One of the primary growth areas for Catholic providers has been in rural areas on the West Coast, according to the article; in Humboldt County, California, two-thirds of beds and about 1 in 3 doctors are associated with St. Joseph Health System, which affects patients’ options for both reproductive and end-of-life care.
In the wake of California’s right-to-die law, Bill Marks, M.D., St. Joseph Health’s chief medical officer, announced St. Joseph would opt out.
“I don’t see it as an option that’s going to be limited,” Marks told JPR. “I think there will be those physicians who are going to believe that everybody has that right ... and they do ... and if they can make the medical case for it in their conscience then they probably will participate. I don’t anticipate a shortage.”
The problem goes beyond the anecdotal; in many cases, Catholic hospitals actively hinder clinicians in providing referrals for reproductive services the systems themselves don’t offer, according to a new study published in Perspectives on Reproductive Health.
Researchers, led by Debra Stulberg, M.D., of the Department of Family Medicine, University of Chicago, interviewed 27 obstetrician-gynecologists at Catholic providers and found numerous reports that administrators and ethicists had tried to dissuade them from providing referrals for services such as abortion, contraception and sterilization.
“The ob-gyns we interviewed said that at some Catholic hospitals, referrals to Planned Parenthood, public health clinics, or non-Catholic hospitals were commonly offered, but other Catholic hospitals discouraged these referrals, or doctors had to provide them in secret,” Stulberg said in a statement.
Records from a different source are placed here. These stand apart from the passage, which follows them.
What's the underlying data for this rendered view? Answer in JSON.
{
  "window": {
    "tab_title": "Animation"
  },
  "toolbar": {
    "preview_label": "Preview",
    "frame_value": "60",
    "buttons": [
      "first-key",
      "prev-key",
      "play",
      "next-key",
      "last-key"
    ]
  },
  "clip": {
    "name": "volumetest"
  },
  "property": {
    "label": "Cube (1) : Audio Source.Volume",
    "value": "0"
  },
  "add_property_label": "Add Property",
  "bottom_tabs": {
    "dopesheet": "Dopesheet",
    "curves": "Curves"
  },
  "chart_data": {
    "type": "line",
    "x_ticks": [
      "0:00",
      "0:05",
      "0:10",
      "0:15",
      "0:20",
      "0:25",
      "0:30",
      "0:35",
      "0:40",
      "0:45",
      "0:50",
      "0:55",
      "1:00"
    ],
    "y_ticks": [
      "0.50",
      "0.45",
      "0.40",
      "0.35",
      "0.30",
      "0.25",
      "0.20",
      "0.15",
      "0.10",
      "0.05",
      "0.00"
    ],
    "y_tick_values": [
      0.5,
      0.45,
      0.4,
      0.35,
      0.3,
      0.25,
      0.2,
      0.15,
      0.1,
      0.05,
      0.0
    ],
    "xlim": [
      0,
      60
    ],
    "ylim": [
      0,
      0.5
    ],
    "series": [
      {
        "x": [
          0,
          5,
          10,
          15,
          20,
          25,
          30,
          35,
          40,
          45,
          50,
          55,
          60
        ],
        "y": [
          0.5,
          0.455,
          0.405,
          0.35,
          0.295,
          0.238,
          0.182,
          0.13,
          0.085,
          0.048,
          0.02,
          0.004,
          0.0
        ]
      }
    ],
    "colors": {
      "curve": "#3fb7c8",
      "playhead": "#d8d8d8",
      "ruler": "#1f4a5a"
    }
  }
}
Ob-gyns also reported that some Catholic hospitals provided patients with full information and helpful referrals for a range of services but left patients to fend for themselves in seeking an abortion."